Minnesota Power seeks $25 million from Legislature for power line upgrade
In service since 1977, the 465-mile line has reached the end of its life, but a $700 million upgrade could boost its capacity from 500-900 megawatts and ready it for 1,500 megawatts or more.
DULUTH — Minnesota Power is asking the Minnesota Legislature for a $25 million grant to help upgrade a major transmission line between Minnesota and North Dakota. If received, it help would unlock federal grant money.
The money would go toward the Duluth-based utilities’ $700 million modernization of its existing 465-mile high-voltage direct current transmission line stretching from Duluth to Center, North Dakota.
In service since 1977, the line has reached the end of its life, but an upgrade could boost its capacity from 500-900 megawatts while also readying it for future upgrades of 1,500 megawatts or more, company officials said.
As more variable renewable energy sources come online, the electrical grid must be more interconnected to make sure power remains reliable.
“One of the ways that we can do this really efficiently and cost effectively, is to leverage existing infrastructure and take the action when we’re modernizing and renewing to do more with the system versus just building all brand-new,” Julie Pierce, Minnesota Power vice president of strategy and planning, said in a hearing before the Minnesota Senate’s Energy, Utilities, Environment and Climate Committee on Thursday.
The Senate bill, authored by Sens. Grant Hauschild, DFL-Hermantown; Jen McEwen, DFL-Duluth; Heather Gustafson, DFL-Vadnais Heights; and Robert Kupec, DFL-Moorhead, was held for possible inclusion in a larger package of legislation later in the session.
Its House companion bill is authored by Reps. Dave Lislegard, DFL-Aurora, and Jamie Long, DFL-Minneapolis.
According to the bills, the $25 million would come from the state’s general fund.
Minnesota Power has also asked North Dakota for $25 million.
In an interview with the News Tribune, McEwen said the transmission line upgrade would help the state reach its goal of having utilities produce energy with only carbon-free sources by 2040, which was mandated in a bill signed into law by Gov. Tim Walz last month.
“We have these very important goals that we have placed into law … to back that up, we need to actually create the infrastructure that we need to make that happen,” McEwen said.
Hauschild echoed that while introducing the bill to the committee Thursday.
He added that the state’s investment would strengthen the company’s application for federal funding made available through the Infrastructure and Jobs Act signed into law by President Joe Biden in late 2021.
“Something that I think all of us want,” he said of federal funding.
Pierce said Minnesota Power expects to request a certificate of need for the project from the Minnesota Public Utilities Commission this year.

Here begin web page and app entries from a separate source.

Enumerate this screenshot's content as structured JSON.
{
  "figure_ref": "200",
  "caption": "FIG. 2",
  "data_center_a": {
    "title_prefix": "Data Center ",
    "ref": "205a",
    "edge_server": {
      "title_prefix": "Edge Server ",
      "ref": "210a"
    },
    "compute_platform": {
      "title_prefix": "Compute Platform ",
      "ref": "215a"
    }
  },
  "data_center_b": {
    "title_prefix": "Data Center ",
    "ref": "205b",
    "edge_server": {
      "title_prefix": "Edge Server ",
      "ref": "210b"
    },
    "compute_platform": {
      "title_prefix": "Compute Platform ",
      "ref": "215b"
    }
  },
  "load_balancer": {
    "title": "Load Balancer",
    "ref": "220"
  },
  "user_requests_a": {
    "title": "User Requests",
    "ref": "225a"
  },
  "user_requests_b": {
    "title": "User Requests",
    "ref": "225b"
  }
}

The process takes about a year, she said.
The upgraded transmission line could be online in 2027.